he gun control movement's need for supportive scholarship is what gave Arming America so much visibility. The New York Times heralded Bellesiles' results five months before publication, although the reporter who lauded its findings complained to me that he had not even been able to see the galleys. Many early reviewers seemed so eager to extol the book that they suspended their critical faculties -- either that, or they were taken in by the trappings of scholarship or the wild approval of others they trusted. Politics propelled the book to dizzying heights.
But when critics began to point out the book's obvious flaws, Bellesiles, his publisher, and his supporters dismissed the criticisms as politically motivated.

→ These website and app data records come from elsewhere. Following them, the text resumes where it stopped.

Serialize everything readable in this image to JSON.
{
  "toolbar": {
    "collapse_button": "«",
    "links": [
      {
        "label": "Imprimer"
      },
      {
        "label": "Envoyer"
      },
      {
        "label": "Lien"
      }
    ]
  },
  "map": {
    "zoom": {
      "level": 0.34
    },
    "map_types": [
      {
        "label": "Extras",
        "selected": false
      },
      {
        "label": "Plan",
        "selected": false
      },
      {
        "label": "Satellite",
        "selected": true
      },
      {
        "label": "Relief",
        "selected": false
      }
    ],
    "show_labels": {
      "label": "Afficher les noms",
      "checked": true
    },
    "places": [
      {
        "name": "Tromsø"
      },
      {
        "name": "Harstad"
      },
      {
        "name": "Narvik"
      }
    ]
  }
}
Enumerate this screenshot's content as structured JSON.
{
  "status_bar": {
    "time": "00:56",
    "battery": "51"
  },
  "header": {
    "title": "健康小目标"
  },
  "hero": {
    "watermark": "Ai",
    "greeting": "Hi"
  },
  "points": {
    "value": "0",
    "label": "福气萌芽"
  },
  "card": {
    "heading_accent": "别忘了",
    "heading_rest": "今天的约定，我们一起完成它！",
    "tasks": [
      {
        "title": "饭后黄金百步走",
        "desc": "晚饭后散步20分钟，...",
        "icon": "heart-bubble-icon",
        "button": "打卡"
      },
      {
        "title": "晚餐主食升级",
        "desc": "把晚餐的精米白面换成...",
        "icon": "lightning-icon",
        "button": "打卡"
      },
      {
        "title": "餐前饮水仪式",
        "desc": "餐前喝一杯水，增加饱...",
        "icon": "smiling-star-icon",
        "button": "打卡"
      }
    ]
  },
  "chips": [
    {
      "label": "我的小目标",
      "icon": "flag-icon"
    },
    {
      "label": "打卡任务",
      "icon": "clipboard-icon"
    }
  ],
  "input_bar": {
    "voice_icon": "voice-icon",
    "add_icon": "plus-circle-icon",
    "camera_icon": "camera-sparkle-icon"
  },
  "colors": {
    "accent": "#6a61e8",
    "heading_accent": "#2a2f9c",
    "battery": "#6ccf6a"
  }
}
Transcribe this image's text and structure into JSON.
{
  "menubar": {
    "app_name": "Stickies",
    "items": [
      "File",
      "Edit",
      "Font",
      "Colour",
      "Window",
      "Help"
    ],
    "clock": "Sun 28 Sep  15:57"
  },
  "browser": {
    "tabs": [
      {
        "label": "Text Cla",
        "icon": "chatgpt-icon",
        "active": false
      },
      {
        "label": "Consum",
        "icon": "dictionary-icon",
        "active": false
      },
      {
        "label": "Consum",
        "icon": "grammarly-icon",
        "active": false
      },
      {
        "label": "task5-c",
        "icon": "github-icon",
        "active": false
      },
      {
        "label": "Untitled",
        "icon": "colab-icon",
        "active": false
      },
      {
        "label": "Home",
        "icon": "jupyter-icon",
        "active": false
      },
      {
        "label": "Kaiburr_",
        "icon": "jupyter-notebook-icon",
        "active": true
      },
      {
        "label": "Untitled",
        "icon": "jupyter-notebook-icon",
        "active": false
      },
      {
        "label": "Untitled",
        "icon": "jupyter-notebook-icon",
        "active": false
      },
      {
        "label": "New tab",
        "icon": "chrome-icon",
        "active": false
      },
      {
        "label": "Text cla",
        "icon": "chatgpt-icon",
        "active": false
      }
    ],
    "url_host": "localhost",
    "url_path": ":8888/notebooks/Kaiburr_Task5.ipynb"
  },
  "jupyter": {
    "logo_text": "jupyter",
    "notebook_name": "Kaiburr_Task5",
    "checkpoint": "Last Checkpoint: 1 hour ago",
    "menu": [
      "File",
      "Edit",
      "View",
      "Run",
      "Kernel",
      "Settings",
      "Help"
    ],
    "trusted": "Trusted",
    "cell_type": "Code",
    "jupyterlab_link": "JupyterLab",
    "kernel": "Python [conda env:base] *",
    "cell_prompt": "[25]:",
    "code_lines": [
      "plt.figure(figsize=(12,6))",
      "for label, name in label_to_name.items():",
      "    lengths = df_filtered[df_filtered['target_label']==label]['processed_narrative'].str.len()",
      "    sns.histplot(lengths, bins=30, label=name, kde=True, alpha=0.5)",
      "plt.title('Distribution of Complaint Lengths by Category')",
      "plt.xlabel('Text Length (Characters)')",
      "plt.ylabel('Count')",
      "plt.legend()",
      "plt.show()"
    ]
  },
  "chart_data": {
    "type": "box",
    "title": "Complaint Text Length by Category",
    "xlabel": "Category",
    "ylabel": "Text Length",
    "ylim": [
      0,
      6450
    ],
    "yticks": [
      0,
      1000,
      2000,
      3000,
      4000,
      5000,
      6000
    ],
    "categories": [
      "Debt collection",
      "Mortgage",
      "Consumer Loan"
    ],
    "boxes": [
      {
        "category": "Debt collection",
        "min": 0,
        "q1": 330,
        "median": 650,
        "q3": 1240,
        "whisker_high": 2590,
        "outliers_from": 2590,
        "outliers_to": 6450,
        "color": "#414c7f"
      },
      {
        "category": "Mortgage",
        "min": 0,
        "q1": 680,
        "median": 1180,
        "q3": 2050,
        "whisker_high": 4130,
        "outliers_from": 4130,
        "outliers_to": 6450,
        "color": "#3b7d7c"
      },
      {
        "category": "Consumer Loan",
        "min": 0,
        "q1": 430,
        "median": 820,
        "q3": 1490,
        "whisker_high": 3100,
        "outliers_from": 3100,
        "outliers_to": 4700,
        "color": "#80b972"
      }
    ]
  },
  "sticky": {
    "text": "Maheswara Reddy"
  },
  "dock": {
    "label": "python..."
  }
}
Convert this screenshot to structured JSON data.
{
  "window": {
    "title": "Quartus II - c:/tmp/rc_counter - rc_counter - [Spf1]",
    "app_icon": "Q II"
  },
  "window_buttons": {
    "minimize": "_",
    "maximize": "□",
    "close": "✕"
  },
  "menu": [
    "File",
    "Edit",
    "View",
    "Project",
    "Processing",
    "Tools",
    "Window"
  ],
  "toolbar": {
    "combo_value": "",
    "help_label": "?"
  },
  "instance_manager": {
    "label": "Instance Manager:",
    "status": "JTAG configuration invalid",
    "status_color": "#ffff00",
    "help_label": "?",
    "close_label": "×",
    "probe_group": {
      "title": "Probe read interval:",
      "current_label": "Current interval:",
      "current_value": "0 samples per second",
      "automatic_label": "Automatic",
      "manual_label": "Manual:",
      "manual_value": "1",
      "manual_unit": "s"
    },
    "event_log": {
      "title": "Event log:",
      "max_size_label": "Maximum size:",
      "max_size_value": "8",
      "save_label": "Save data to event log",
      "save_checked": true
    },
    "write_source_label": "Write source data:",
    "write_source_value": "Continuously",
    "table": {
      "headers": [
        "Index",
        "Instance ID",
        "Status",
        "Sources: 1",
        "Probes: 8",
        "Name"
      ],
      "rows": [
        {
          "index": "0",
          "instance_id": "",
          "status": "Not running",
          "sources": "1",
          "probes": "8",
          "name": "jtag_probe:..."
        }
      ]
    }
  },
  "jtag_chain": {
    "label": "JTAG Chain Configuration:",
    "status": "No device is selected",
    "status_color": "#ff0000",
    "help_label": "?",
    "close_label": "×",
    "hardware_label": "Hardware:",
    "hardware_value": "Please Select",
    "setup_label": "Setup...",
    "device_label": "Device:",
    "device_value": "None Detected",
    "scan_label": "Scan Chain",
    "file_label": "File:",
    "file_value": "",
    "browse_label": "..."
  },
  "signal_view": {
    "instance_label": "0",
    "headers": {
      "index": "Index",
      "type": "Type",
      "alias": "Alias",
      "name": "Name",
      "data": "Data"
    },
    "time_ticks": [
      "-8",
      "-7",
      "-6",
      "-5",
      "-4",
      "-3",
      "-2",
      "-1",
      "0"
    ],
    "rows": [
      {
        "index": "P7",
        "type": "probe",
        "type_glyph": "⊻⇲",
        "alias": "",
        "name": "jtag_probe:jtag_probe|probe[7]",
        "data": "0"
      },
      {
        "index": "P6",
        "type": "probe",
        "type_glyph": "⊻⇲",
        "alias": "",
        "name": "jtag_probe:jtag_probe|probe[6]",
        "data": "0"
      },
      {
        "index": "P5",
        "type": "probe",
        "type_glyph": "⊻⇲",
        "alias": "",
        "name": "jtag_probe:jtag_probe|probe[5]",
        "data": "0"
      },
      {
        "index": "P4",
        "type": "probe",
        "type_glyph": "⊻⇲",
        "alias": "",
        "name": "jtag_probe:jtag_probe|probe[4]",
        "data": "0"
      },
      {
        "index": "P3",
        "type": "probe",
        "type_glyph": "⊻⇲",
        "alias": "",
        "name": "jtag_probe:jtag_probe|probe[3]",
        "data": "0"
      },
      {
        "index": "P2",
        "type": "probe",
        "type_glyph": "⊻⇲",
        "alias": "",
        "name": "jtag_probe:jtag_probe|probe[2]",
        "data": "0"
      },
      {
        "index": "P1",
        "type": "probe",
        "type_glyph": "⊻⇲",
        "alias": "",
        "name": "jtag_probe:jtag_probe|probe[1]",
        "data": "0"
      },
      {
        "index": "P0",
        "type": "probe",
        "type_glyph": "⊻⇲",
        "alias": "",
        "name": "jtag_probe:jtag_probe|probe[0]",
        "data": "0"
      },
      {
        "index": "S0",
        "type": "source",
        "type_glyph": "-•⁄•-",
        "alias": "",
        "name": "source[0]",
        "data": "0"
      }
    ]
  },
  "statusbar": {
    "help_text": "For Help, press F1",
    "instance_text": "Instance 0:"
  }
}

Columbia University's Bancroft Committee apparently did not bother to read the critical reviews before awarding Arming America the nation's most prestigious prize in American history. (In December, the trustees of Columbia University finally voted to rescind the honor, the first time they have had to take such action in the more than 50 years of the award's history. They have also asked that the $4,000 in prize money be returned.) We early critics were confronted with Bellesiles' complaints about hate mail and death threats, tales that prompted professional historical organizations to leap to his defense. To challenge Bellesiles' work was to risk being lumped together with "gun nuts" and extremists.
Bellesiles wrapped himself in the mantle of victimhood. But occasionally it slipped, and a different persona peered out. In an essay in the Chicago-Kent Law Review the year Arming America appeared, he portrayed scholars who found evidence of an individual right to be armed as "post-modernists" for whom "facts do not matter," partisans uninterested in "the hard and time-consuming task of archival research." He warned that "the next stop is Holocaust denial." When Clayton Cramer, an amateur historian, questioned some of Bellesiles' evidence in a polite letter to The Chronicle of Higher Education, Bellesiles lashed out:
"Clayton Cramer hates my research and has for some time....It is not my intention to give an introductory history lesson, but as a nonhistorian, Mr. Cramer may not appreciate that historians do not just chronicle the past."
In June 2002, when the soundness of his scholarship had become so suspect that the National Endowment for the Humanities stripped its name from his Newberry Library fellowship, Bellesiles told a British reporter that the move "reawakened the ghosts of McCarthyism." He described it as a "political decision that should send chills through academics everywhere and is clearly intended as a warning to any scholar who dares to work on a controversial topic."
Closure of a sort came on October 25, 2002, with the report of three distinguished historians -- Stanley Katz of Princeton University, Hanna Gray of the University of Chicago, and Laurel Thatcher Ulrich of Harvard -- charged by Emory University to investigate Bellesiles' use of probate records and militia counts. Their mission was surprisingly narrow, given all the doubts that had been raised about the veracity of Bellesiles' work. But they agreed that "the best that can be said of his work with the probate and militia records is that he is guilty of unprofessional and misleading work. Every aspect of his work in the probate records is deeply flawed."